Words can hardly express how phenomenal the entire experience was. RJ had no idea what I had been planning for the past 3 months, and with some wonderful subterfuge his friends and I managed to get him to his mother’s beach house with narry a clue!  His face as he came in the driveway was priceless — astonishment, pleasure and a bit of embarrassment at the number of people we gathered together for the big day.

Though the span of the afternoon is a story in itself — torrential downpours, epic tournament of cornhole, and finally fireworks on the beach — for the purposes of the food blog I’ll stick to the pig.

The pig arrived at around 2 o’clock, dressed (meaning that her internal organs had been removed).  Dave, of The Pig Kahuna, rinsed her thoroughly with fresh water, and inserted the rotisserie spit into the mouth and out the…uh…well, use your imagination.  A couple extra rods were inserted laterally for stability as well — and the pig doesn’t look happy about it!  The final preparation step was to sew her back together and to tie her legs around the spit.


The “Oinkmaster 8000”, Dave’s glorious roasting contraption, was loaded with charcoal and lit.  We waited until the coals were at a low burn, measured only by feel.  Dave said that if he couldn’t hold his hand over the fire at the level of the pig for 6 seconds, then the coals were too hot.  Soon, dear Arnold (our name for the pig, which soon became Arnoldine when we found out she was a Miss Piggy) was mounted on the rotisserie and began her slow roasting.


For the six hours she turned, the pig was regularly spritzed with white vinegar.  Though Dave has experimented with cider vinegar and even balsamic, he has found that 6 hours of cooking makes cider vinegar bitter and balsamic vinegar black.  After an hour and a half on the spit, Arnoldine began to self-baste, releasing delicious juices that dripped down over her shoulders and legs.

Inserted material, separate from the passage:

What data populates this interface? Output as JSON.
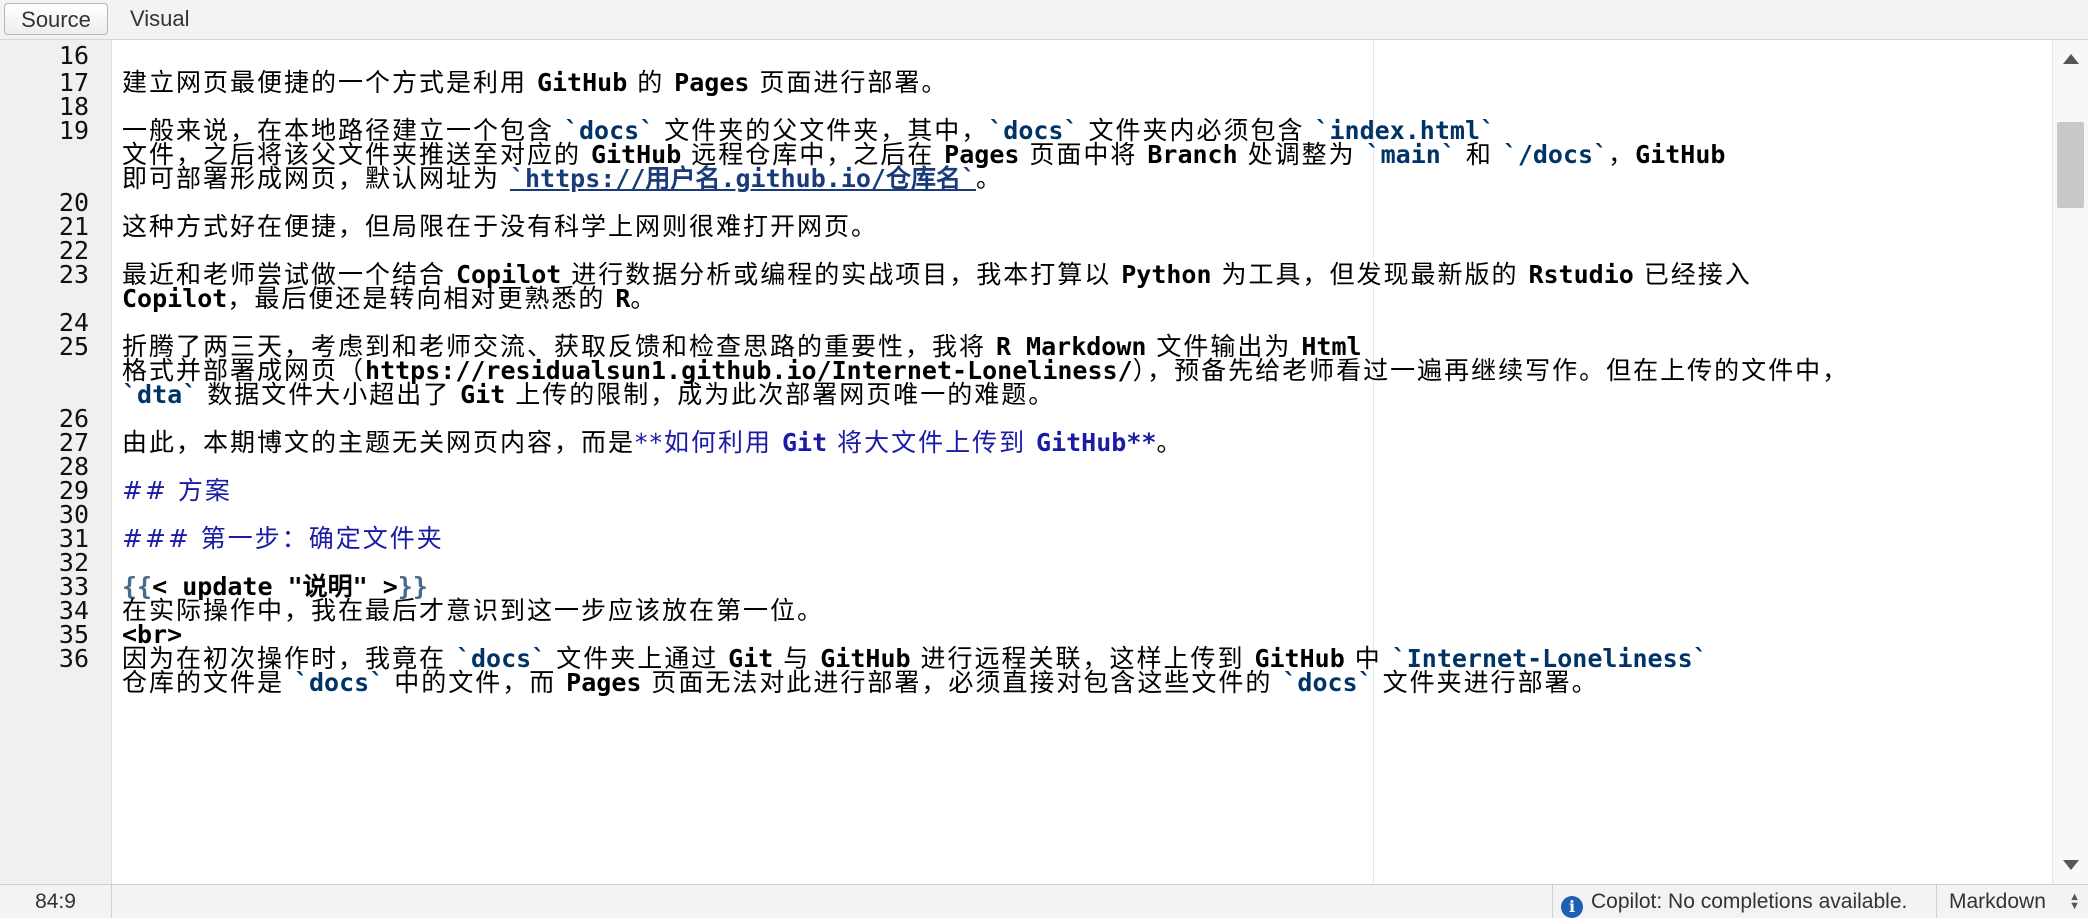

In three hours, her skin started to get golden, and we watched as it bubbled over the heat of the coals.  With more time, the leg joints began to loosen and the skin split in several places — the beginnings of tenderization.  Somewhere around 4 1/2 or 5 hours in, my brother dared my sister to eat one of the eyeballs, and she did.  She advised that the pig needed more time…


Finally, after six hours, Dave began the final process — the trick to a perfect roast pig.  The motor that had kept Arnoldine on a steady rotation was stopped and the crowds gathered around to watch Dave crisp the skin.  He added more charcoal to the fire and the flames began to rise up a couple inches from the coals.  Making quarter-turns of the spit, he let each side of the pig sit over the fire for a decent interval.  We saw the skin crisping and crackling, with the juices dripping into the fire creating an atmospheric hiss for the dramatic final moments.

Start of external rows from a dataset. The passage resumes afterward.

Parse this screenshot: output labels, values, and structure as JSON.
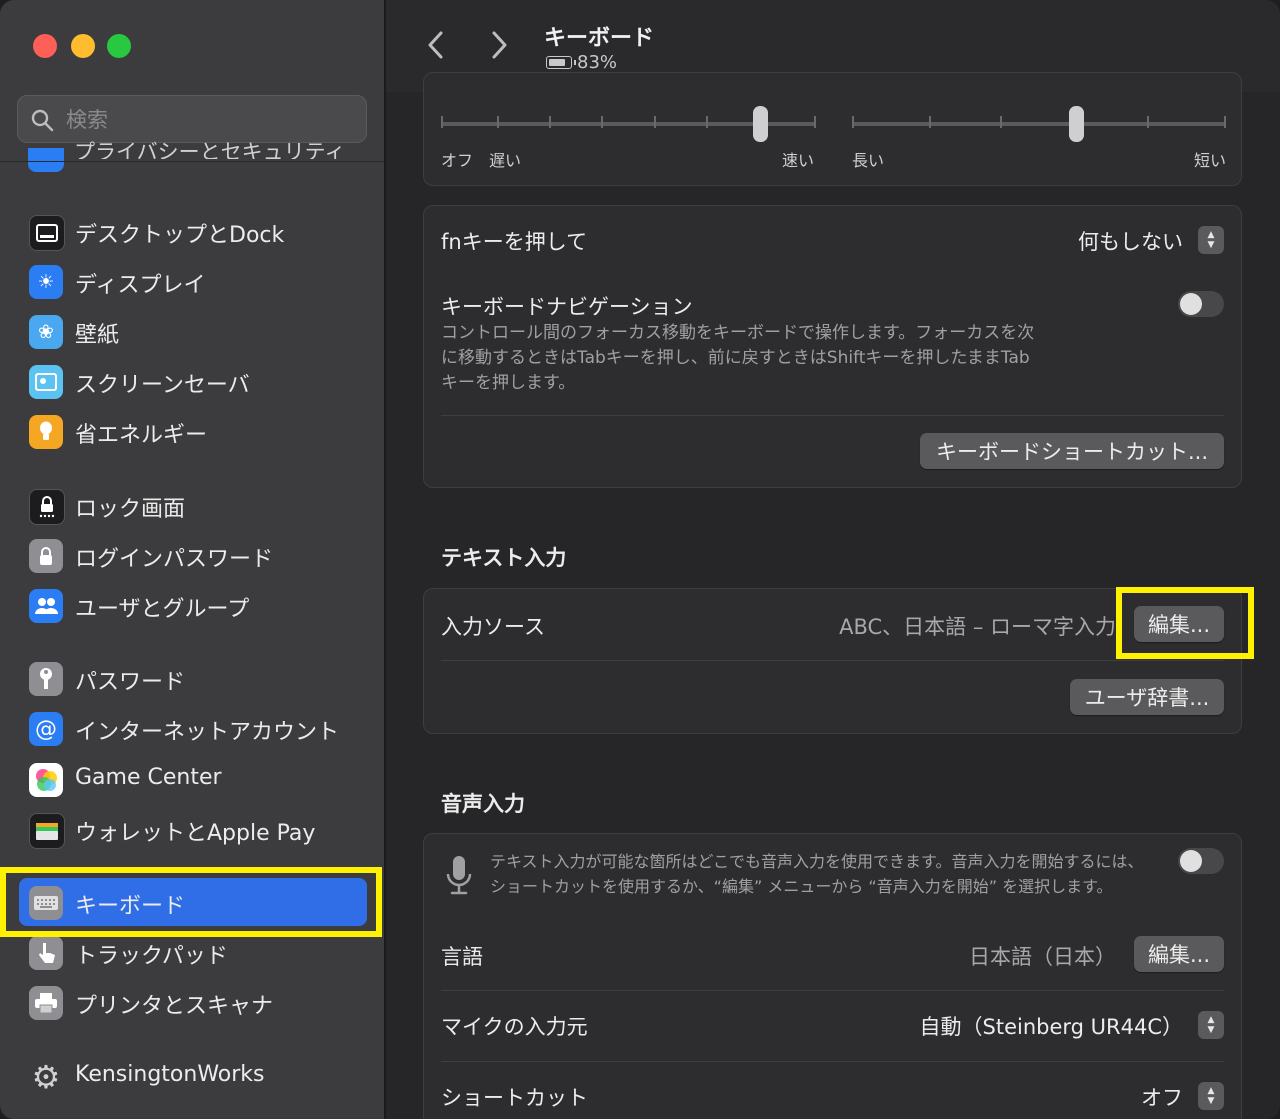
{
  "window": {
    "traffic_lights": {
      "close": "#fe5f57",
      "minimize": "#febc2e",
      "zoom": "#28c840"
    }
  },
  "sidebar": {
    "search_placeholder": "検索",
    "partial_item_label": "プライバシーとセキュリティ",
    "items": [
      {
        "label": "デスクトップとDock",
        "icon": "dock-icon",
        "color": "#1c1c1e"
      },
      {
        "label": "ディスプレイ",
        "icon": "sun-icon",
        "color": "#2b7df3"
      },
      {
        "label": "壁紙",
        "icon": "flower-icon",
        "color": "#4aa8f0"
      },
      {
        "label": "スクリーンセーバ",
        "icon": "screensaver-icon",
        "color": "#5ac3f2"
      },
      {
        "label": "省エネルギー",
        "icon": "lightbulb-icon",
        "color": "#f5a623"
      },
      {
        "label": "ロック画面",
        "icon": "lock-screen-icon",
        "color": "#1c1c1e"
      },
      {
        "label": "ログインパスワード",
        "icon": "lock-icon",
        "color": "#8e8e93"
      },
      {
        "label": "ユーザとグループ",
        "icon": "users-icon",
        "color": "#2b7df3"
      },
      {
        "label": "パスワード",
        "icon": "key-icon",
        "color": "#8e8e93"
      },
      {
        "label": "インターネットアカウント",
        "icon": "at-icon",
        "color": "#2b7df3"
      },
      {
        "label": "Game Center",
        "icon": "game-center-icon",
        "color": "#ffffff"
      },
      {
        "label": "ウォレットとApple Pay",
        "icon": "wallet-icon",
        "color": "#1c1c1e"
      },
      {
        "label": "キーボード",
        "icon": "keyboard-icon",
        "color": "#8e8e93",
        "selected": true
      },
      {
        "label": "トラックパッド",
        "icon": "trackpad-icon",
        "color": "#8e8e93"
      },
      {
        "label": "プリンタとスキャナ",
        "icon": "printer-icon",
        "color": "#8e8e93"
      },
      {
        "label": "KensingtonWorks",
        "icon": "gear-icon",
        "color": "#3c3c3e"
      }
    ],
    "selected_color": "#2f6ee6"
  },
  "toolbar": {
    "title": "キーボード",
    "battery": "83%"
  },
  "key_repeat": {
    "repeat_labels": {
      "off": "オフ",
      "slow": "遅い",
      "fast": "速い"
    },
    "delay_labels": {
      "long": "長い",
      "short": "短い"
    },
    "repeat_level": 0.85,
    "delay_level": 0.6
  },
  "fn_section": {
    "fn_label": "fnキーを押して",
    "fn_value": "何もしない",
    "nav_label": "キーボードナビゲーション",
    "nav_desc_1": "コントロール間のフォーカス移動をキーボードで操作します。フォーカスを次",
    "nav_desc_2": "に移動するときはTabキーを押し、前に戻すときはShiftキーを押したままTab",
    "nav_desc_3": "キーを押します。",
    "shortcuts_button": "キーボードショートカット..."
  },
  "text_input": {
    "title": "テキスト入力",
    "source_label": "入力ソース",
    "source_value": "ABC、日本語 – ローマ字入力",
    "edit_button": "編集...",
    "dictionary_button": "ユーザ辞書..."
  },
  "dictation": {
    "title": "音声入力",
    "desc_1": "テキスト入力が可能な箇所はどこでも音声入力を使用できます。音声入力を開始するには、",
    "desc_2": "ショートカットを使用するか、“編集” メニューから “音声入力を開始” を選択します。",
    "language_label": "言語",
    "language_value": "日本語（日本）",
    "language_edit_button": "編集...",
    "mic_label": "マイクの入力元",
    "mic_value": "自動（Steinberg UR44C）",
    "shortcut_label": "ショートカット",
    "shortcut_value": "オフ"
  },
  "highlight_color": "#fff200"
}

Pig Roast

When the pork ready to serve, Dave asked RJ to aid in the dismounting.  They each took one end of the spit in their bare hands (the low heat left the ends of the spit at only 75 degrees or so), and moved a mahogany-toned Arnoldine to the serving table.  Freed of her metal trappings, the pig nearly fell into perfect serving pieces right in front of us.  Dave offered us bites of the tenderloin (smoky from the more direct fire), the shoulder (nearly white and completely juicy), and the belly (from whence the bacon comes…) to compare the various cuts.  We also sampled the pig skin, which crunched like savory candy.  By now, the crowds were getting rowdy, and everybody’s mouths were watering.

The pork was delectable — succulent and rich when unadorned, and tangy and spicy when doused with Dave’s special barbecue sauce.  Though we had about 65 guests, the pig carried over into lunch for 10 the next day.  As the birthday boy’s wife and party hostess, I was also designated the “keeper of the head”.  Those in the know, Dave said, always go for the pig cheeks — I guess now I’m in the know!  I think I gave my mother-in-law a heart attack, however, when she opened the fridge to find a whole pig’s head staring out at her (with one eye, no less).


All I can say is “wow”.  RJ had a wonderful birthday, complete with (an excess of) meat on a stick, and all of our guests enjoyed watching Arnoldine turn and learning from Dave, the Pig Kahuna himself.  The question is, what can top RJ’s 30th birthday when he turns 40?  Perhaps we’ll have to look into a cow…